- _Directions for this task_
Please return every line of the records below that holds the word "Review".

[Component data from apps and pages]
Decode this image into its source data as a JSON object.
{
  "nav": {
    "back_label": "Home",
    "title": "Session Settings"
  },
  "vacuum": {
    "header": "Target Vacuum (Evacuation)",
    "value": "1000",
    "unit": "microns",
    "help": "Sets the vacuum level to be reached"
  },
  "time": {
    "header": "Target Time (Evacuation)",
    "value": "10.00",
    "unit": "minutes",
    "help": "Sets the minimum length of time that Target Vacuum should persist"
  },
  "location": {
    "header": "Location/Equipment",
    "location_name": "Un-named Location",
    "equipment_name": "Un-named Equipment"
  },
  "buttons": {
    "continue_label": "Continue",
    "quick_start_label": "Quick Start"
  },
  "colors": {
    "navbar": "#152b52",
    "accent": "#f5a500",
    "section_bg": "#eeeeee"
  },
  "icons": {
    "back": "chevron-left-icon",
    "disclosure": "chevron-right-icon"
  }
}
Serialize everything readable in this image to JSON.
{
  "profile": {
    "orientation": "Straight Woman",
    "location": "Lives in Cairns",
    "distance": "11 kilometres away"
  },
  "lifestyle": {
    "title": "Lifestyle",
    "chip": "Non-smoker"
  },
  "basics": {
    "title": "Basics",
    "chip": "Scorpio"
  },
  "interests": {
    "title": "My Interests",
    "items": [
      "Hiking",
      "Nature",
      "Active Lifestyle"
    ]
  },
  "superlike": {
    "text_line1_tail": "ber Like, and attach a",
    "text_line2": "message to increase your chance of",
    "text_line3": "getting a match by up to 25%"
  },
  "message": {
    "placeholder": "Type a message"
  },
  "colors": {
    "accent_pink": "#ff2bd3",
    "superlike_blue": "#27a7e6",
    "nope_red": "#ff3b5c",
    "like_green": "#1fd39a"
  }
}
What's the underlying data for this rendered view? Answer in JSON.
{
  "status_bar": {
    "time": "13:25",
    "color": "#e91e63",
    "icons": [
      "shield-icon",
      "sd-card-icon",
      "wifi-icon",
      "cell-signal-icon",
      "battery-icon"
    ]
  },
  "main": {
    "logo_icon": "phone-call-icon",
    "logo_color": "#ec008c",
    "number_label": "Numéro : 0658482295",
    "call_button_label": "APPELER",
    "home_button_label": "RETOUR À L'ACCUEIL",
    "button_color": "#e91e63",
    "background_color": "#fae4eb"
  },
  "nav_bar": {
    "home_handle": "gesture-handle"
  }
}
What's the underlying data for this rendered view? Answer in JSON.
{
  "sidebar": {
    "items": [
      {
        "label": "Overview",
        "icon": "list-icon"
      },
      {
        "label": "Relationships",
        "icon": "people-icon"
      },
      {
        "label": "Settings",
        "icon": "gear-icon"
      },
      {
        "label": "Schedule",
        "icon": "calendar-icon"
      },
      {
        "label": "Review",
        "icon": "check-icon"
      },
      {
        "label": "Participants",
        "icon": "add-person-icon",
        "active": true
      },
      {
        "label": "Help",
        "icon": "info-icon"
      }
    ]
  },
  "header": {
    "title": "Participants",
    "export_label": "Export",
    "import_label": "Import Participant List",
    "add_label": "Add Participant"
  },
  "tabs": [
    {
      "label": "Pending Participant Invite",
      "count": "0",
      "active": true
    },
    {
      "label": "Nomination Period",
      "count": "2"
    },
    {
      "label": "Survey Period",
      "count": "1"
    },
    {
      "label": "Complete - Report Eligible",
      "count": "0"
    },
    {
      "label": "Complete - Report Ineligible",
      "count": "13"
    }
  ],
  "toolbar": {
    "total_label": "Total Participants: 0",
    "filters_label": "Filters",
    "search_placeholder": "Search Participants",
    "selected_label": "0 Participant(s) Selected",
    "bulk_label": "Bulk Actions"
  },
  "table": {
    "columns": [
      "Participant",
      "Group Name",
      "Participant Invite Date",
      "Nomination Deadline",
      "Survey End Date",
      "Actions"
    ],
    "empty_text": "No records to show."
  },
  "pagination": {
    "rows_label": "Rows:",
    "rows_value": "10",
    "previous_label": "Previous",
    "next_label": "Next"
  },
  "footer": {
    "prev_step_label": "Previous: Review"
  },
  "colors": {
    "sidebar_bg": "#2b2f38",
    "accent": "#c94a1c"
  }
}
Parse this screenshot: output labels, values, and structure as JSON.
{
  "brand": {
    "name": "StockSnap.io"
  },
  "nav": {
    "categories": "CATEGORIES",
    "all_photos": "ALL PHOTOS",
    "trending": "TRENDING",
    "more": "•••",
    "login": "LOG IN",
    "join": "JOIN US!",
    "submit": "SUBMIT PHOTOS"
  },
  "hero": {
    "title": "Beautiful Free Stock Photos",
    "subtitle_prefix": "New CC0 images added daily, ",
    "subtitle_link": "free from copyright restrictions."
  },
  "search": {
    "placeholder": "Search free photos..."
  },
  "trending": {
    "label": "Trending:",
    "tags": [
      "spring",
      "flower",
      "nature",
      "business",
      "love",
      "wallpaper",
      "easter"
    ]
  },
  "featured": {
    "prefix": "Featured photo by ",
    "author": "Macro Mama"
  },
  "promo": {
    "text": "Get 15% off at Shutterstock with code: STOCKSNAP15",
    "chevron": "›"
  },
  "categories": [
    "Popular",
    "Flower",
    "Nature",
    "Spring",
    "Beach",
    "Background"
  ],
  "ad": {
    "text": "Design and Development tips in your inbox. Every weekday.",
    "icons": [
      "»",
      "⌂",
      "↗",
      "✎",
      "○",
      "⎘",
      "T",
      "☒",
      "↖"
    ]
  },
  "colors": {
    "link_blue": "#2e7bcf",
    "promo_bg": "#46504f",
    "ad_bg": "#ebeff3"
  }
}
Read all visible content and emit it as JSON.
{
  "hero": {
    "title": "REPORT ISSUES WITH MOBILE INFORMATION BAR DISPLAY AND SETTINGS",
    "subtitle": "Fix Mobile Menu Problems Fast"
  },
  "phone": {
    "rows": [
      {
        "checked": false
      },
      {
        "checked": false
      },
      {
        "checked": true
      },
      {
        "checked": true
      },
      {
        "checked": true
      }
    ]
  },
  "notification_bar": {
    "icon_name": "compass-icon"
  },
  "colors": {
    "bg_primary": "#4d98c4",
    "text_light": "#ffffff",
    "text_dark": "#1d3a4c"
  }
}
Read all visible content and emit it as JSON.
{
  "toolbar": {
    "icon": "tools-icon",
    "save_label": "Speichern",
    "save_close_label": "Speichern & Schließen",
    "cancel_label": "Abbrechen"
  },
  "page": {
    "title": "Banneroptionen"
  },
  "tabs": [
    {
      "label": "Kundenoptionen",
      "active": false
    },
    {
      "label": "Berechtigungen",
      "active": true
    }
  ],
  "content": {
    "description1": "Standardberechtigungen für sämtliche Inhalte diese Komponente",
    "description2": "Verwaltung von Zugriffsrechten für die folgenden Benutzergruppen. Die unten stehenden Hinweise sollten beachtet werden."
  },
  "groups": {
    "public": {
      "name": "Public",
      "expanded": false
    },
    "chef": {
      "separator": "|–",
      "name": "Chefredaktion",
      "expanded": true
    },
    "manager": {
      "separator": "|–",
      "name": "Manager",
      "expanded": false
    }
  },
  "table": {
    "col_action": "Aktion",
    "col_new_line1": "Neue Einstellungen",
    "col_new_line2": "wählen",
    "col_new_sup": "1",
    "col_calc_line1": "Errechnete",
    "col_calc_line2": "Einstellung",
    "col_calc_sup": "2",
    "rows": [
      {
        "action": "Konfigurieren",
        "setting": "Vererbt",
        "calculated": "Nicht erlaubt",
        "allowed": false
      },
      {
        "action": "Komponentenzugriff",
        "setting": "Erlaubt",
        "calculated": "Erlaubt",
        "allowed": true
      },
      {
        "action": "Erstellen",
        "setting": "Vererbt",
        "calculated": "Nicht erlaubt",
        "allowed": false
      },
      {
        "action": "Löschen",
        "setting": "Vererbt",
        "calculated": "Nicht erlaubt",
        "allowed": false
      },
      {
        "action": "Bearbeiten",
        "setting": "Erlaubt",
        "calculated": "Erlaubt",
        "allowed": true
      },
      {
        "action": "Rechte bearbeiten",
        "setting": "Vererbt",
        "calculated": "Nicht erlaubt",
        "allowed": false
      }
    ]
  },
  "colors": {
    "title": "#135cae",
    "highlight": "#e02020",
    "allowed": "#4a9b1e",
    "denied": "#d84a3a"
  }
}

- _Result of this exercise_
        "label": "Review",
    "prev_step_label": "Previous: Review"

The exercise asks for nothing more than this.